Work on hydra[edit]

While Trembley thought he had discovered a new species, Leeuwenhoek had in fact first published on hydra in a 1702–1703 volume of Philosophical Transactions of the Royal Society, describing them as a type of "animalculum". In his work Leeuwenhoek clearly described the process of budding, as well as their tentacles' contractility and the presence of cnidocyte batteries on tentacles.[4]

Work on Hydra
Trembley's laboratory at Zorgvlied, as depicted in his 1744 book. Judging from his correspondence, though, his laboratory was in fact much more crowded with objects, such as up to 140 jars.[5] 
A hydra as depicted in Trembley's 1744 book. 
The aquatic microscope made by John Cuff for Trembley, on display at Musée d'histoire des sciences de la Ville de Genève 

Trembley's findings were published in a groundbreaking book in 1744, Mémoires pour servir à l'histoire d'un genre de polypes d'eau douce, Gebr. Verbeek, Leiden, translated into German in 1791 as Abhandlungen zur Geschichte einer Polypenart des süssen Wassers. The book includes some of the (engraved) drawings of Pronk. His discoveries lead to his membership of the prestigious Royal Society in London and a correspondent member of the académie des sciences in France. He became also recipient of the Copley medal.

Some attribute Trembley as being the first to study stem cells, although he obviously did not refer to them as such. Trembley did however make note of their incredible regenerative capacity.[6]

References[edit]

  1. ^ See Ratcliff, op.cit., p. 556, n. 1.
  2. ^ Stott, Rebecca (2012). Darwin's Ghosts.
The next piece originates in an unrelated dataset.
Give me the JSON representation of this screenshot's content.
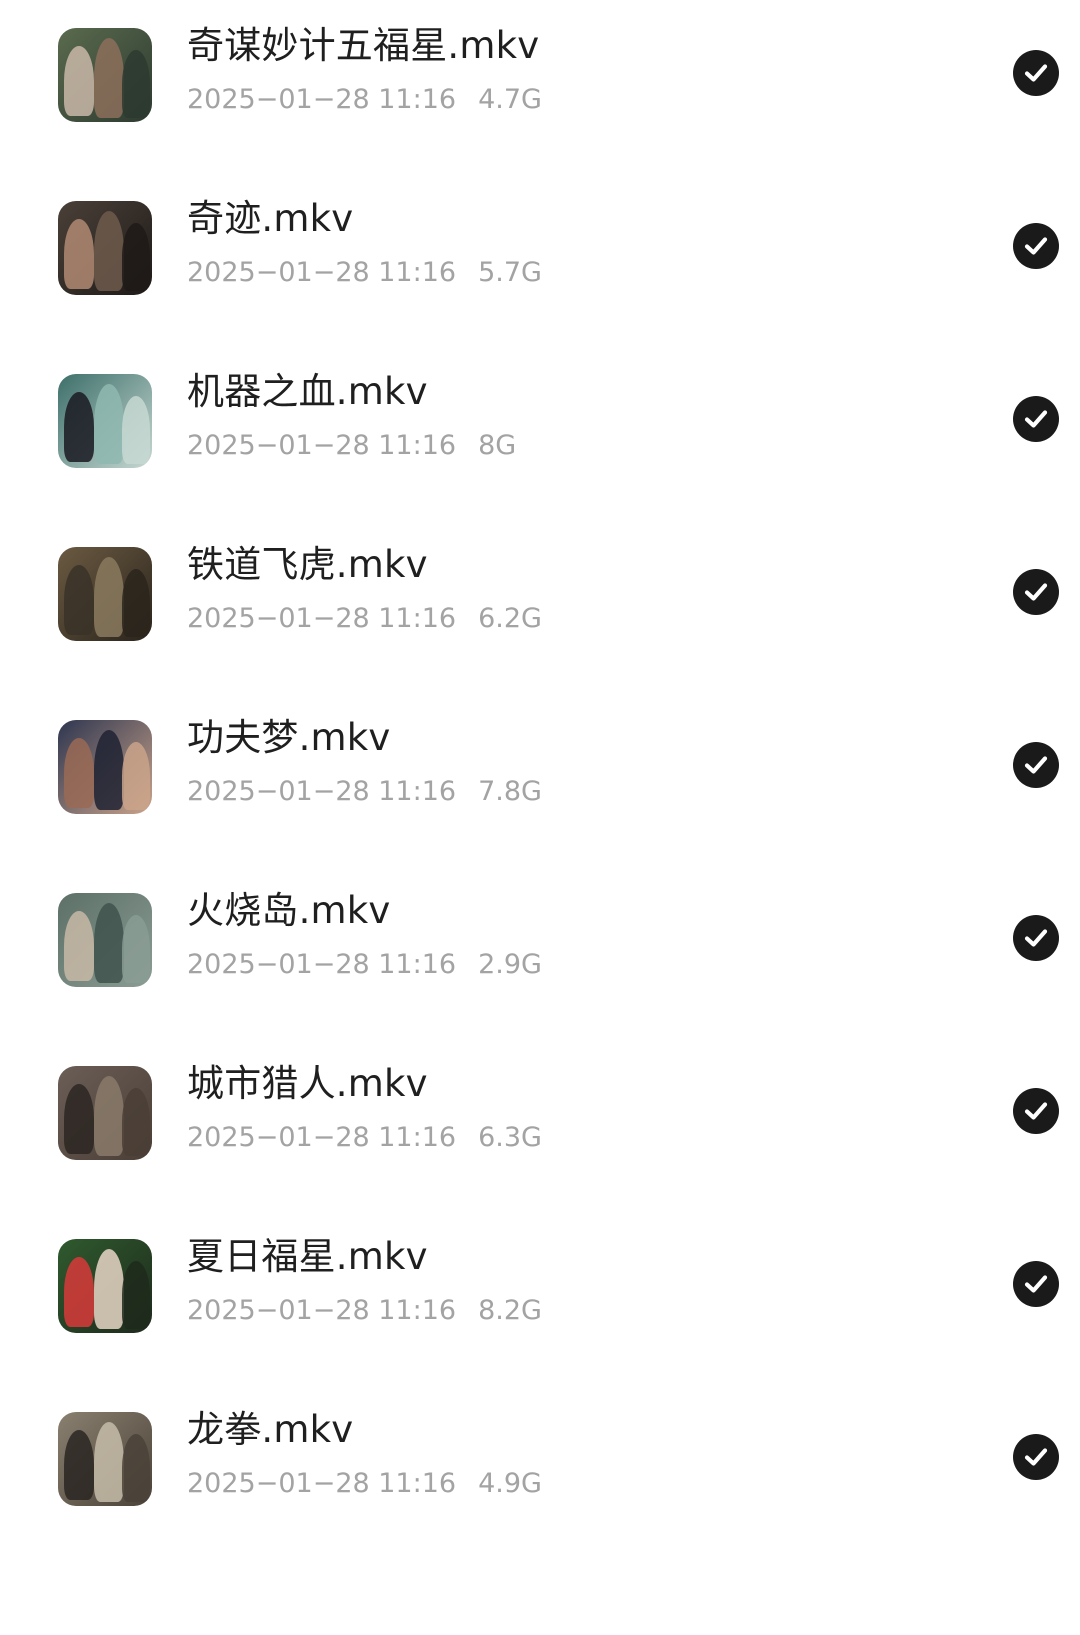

New York: Spiegel& Grau. pp. 86–106. ISBN 978-1-4088-0908-2. 
  3. ^ Gajus Scheltema, "Pronk, Bentinck en Trembley: Schetsen uit achtiende-eeuws Den Haag", in "Jaarboek Geschiedkundige Vereniging Die Haghe", The Hague, 2005 (in Dutch).
  4. ^ Phil.Trans.Roy.Soc., 1702–1703, vol.23, N 283, pp. 1304-1311//Part of a Letter from Mr Antony van Leeuwenhoek, F. R. S. concerning Green Weeds Growing in Water, and Some Animalcula Found about ThemPart of a Letter from Mr Antony van Leeuwenhoek, F. R. S. concerning Green Weeds Growing in Water, and Some Animalcula Found about Them
  5. ^ See Ratcliff, op.cit., p. 569.
  6. ^ see "Lenhoff, Sylvia G. and Howard M. Lenhoff" Op. Cit.

Further reading[edit]